Technology is always advancing, and the more it changes, the more challenging it is for businesses to protect their sensitive data and keep their network and email secure.  While ensuring that your employees are cyber-security aware and understand the risks and dangers is important, you need a proactive web and email security strategy that will act as a defence barrier and quarantine any threats before they get to your network. Without this, businesses risk the spread and advance of malware, attacks on other websites, networks, and other IT infrastructures. Should cyber-criminals manage to infiltrate your business’s system, the attack has the potential to spread to every single computer on your network, making it increasingly difficult to pinpoint its origin.

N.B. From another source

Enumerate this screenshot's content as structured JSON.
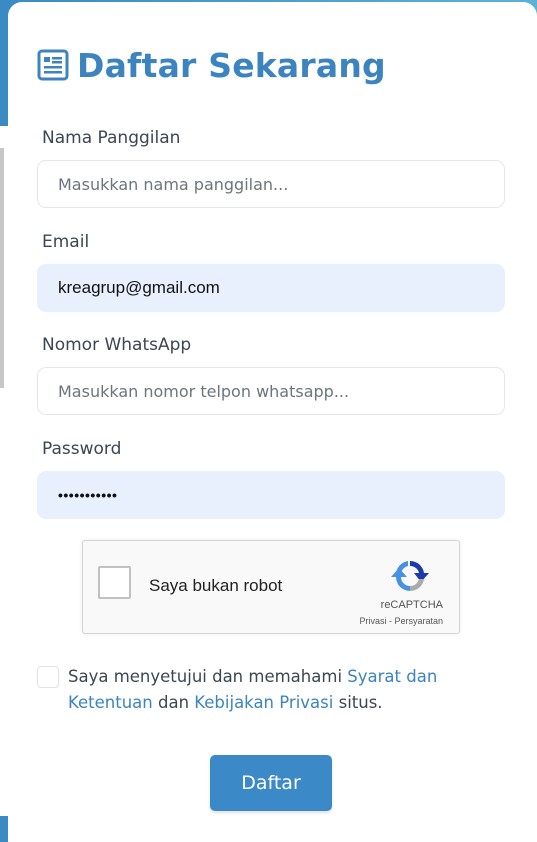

Organisations need to start taking a ‘prevention rather than cure’ approach to their web and email security strategy. IT security should be the primary focus for every business – especially if they want to scale and survive in the future. A cyber attack has the capability of destroying a business -from financially crippling them to ruining their brand image and trust, the devastating impact of a cyber-attack shouldn’t ever be ignored.


According to Microsoft, a recent survey found that a data breach cost a business the average of £2.9 million. In most cases, once an organisation has suffered this catastrophic financial loss, they can no longer afford to operate.


But what security threats are out there, and how can they impact your business? OGL have looked at three email and web security threats that are potentially putting your business at risk, and what you can do to prevent them from impacting your business.


Business Email Compromise (BEC)

Business Email Compromise (BEC) scams are one of the most common cyber security threats that are currently impacting businesses across the globe. A survey from Agari stated that 96% of businesses have received a BEC scam email in the last year, and this type of threat is expected to grow to the value of over $9 billion in 2018.


What is Business Email Compromise?

A business email compromise (BEC) is a man-in-the-email exploit where a hacker gets access to business’s email accounts and then imitates the business owner’s identity with the aim of defrauding the company and gaining money. BEC attacks can be categorised into two main types:


Credential-Grabbing BEC

Credential Grabbing BEC involves the use of phishing kits and keystroke logging in order to steal someone’s credentials and access their target’s webmail.


Email-Only BEC

Email-Only BEC usually comes from someone within the Financial Department of the company being targeted. The aim of this email is simple; financial gain. The email usually looks like it has come from a company executive or manager, and it instructs the target to send money to another account (either as a personal favour or to a contractor or supplier).


Once the BEC email has been opened, the target’s email is compromised by malware that has been downloaded onto the target’s system. Once this phishing software has been actioned,  cyber-criminals scour the target’s inbox for sensitive information such as banking details, passwords, usernames and any other information that may be of interest. After the cyber-criminal has the information they want, they then target the user’s contacts and repeat the process.


Mattel’s Narrow Escape of BEC

US Based toymakers, Mattel narrowly escaped a potentially devastating phishing scam in 2016 that saw $3 million being transferred from Mattel to the Bank of Wenzhou in China. This sophisticated phishing email spoofed Mattel’s new CEO Christopher Sinclair. The attackers had undertaken thorough research about the company’s employees before they’d sent the emails. Because of this, they were able to get a clear understanding of Mattel’s corporate hierarchy and payment history. A senior executive was targeted with the phishing email that had supposedly come from Sinclair who had requested a large sum be sent to the Bank of Wenzhou for a vendor. The exec was under the impression that she was complying with company protocol when she undertook the transfer. As the transfer took place on Good Friday, the hackers weren’t able to access the money until the following

Press release distributed by Newsmakers on behalf of Rice Media, on Wednesday, 17 October 2018. For more information subscribe and follow .